The first resides in postmodernism’s anti-philosophical nature: it self-identifies as an individually-dependent sociolinguistic toolkit for constructing reality, so even the most outrageous inconsistencies can be excused by the amorphous nature of subjectivity. Secondly, it rejects the notion of a reality independent of observation and contends that there is no valid perception thereof; so all perceptions are valid and invalid simultaneously, as validity itself is irrelevant to the postmodernist. Thirdly, instead of pursuing societal remedy or encouraging cultural libertarianism, it solidifies the existence of oppressed collectives by constantly reminding society of its superfluous intergroup composition, thereby awakening the possibility that intersectional strife might never abate. This is primarily exemplified by race: although society is righteous to lament past injustice, a blindfolded Lady Justice is required to effect justice; but according to postmodernism, society and its legal institutions must forever observe racial differences in constant reminder of ancestral sins—despite the fact that our mistaken forefathers used these exact constructions to justify the inequality so lamented. Fourthly, and finally, postmodernism seeks to simultaneously emphasize and retrench intersectional differences. This is the most significant contradiction. The end of history so envisioned by republican liberals and democratic socialists alike necessarily requires the ignorance of tribal identity, yet the postmodernist beseeches its emboldenment. As a result, history becomes a feedback loop of continual oppression and repression. Utopia is always the goal yet purposely unattainable due to the nugatory effects of a pervasive oppression that is always mentioned but never proved, thereby bringing about an apparent stability to the entropic nature of man—a false stability that the postmodern professor hypocritically adduces to justify his lack of reason.

The strobe of emotion has shrouded us in darkness.

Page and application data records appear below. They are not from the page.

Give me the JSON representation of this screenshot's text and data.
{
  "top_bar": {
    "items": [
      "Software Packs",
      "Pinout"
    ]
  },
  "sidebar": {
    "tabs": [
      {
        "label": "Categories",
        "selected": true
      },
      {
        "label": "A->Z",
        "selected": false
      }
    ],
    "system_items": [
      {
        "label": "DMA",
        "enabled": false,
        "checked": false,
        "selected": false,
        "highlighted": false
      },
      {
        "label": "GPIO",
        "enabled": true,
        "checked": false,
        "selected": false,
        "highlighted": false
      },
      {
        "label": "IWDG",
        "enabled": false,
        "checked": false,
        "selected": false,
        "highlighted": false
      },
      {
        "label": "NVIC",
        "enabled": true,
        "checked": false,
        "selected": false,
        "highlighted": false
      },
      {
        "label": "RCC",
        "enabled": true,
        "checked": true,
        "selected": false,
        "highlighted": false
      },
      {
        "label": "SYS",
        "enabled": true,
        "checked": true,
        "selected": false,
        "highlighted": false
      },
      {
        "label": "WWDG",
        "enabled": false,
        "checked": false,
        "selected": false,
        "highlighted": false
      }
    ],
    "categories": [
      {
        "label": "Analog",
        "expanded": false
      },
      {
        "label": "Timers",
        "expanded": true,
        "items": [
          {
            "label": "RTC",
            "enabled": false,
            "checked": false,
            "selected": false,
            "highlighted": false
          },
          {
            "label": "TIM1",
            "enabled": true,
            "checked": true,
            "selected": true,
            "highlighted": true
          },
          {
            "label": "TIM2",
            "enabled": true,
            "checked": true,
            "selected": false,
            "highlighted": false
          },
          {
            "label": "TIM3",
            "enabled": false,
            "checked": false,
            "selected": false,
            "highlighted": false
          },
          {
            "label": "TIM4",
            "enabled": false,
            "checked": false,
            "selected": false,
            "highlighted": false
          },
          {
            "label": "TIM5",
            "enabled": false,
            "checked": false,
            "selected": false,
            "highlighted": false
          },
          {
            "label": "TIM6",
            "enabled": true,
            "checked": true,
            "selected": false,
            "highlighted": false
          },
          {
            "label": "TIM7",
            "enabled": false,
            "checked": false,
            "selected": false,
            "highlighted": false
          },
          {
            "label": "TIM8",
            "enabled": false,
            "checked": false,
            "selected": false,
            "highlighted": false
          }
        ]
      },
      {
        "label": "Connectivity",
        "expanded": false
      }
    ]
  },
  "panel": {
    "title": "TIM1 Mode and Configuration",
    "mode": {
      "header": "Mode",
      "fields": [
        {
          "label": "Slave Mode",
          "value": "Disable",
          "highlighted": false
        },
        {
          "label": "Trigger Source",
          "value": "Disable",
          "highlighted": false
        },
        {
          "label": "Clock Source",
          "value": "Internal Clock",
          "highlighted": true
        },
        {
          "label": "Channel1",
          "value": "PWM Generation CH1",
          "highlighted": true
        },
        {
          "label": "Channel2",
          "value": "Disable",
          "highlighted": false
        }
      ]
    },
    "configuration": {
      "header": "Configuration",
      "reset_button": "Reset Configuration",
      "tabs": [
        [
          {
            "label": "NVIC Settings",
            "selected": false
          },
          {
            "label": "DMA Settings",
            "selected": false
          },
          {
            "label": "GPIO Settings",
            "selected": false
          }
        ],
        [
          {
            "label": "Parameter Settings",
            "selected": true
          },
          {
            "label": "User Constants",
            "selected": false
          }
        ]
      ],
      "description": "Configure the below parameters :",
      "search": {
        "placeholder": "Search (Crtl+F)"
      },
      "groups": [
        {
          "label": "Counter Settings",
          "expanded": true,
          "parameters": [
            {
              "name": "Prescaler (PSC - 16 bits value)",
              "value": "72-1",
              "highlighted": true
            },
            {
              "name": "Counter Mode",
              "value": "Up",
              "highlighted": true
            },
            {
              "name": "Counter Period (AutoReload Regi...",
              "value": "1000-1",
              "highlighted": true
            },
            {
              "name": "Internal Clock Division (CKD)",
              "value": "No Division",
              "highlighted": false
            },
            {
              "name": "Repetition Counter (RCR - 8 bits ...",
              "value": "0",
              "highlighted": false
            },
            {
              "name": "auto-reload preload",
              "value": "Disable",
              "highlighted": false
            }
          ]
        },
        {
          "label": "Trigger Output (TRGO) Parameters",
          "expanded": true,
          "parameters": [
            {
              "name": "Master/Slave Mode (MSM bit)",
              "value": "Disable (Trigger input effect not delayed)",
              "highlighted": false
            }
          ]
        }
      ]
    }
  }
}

As every textbook admits, the events of the 1900s flabbergasted all with the exposition of mankind’s darkest angels and cruelest demons. Imperial powers accelerated technology for the purpose of mass genocide. Industrial capitalists ruined lives by preferring profit to safe practice. Communist revolutionaries steamrolled millions in pursuit of egalitarianism. It is therefore excusable to practice nihilism—how could life have meaning when its hosts permit omnipresent evil? How could morality matter given the reality of grotesque dehumanization? When faced with these daunting questions, instead of pursuing answers through the collaborative development of ethical ideology, the sore losers of the 1900s sought to all but destroy the concept of philosophy and relieve themselves of the onus to explain the nature of humanity in provable terms. Regrettably, we are now in the age of subjectivity, malleability and relativism. Just as the 20th century was a bloody battlefield on which the promises of revolutionary change sought to fell longstanding tradition, the 21st century will continue to see emotion attempt to dethrone logic. Whether postmodernism prevails will depend on a consequential question: are we rational actors in an objective world, or are we truly irrational, guided by whims under the false pretense of reason? It is up to the reasonable to decide.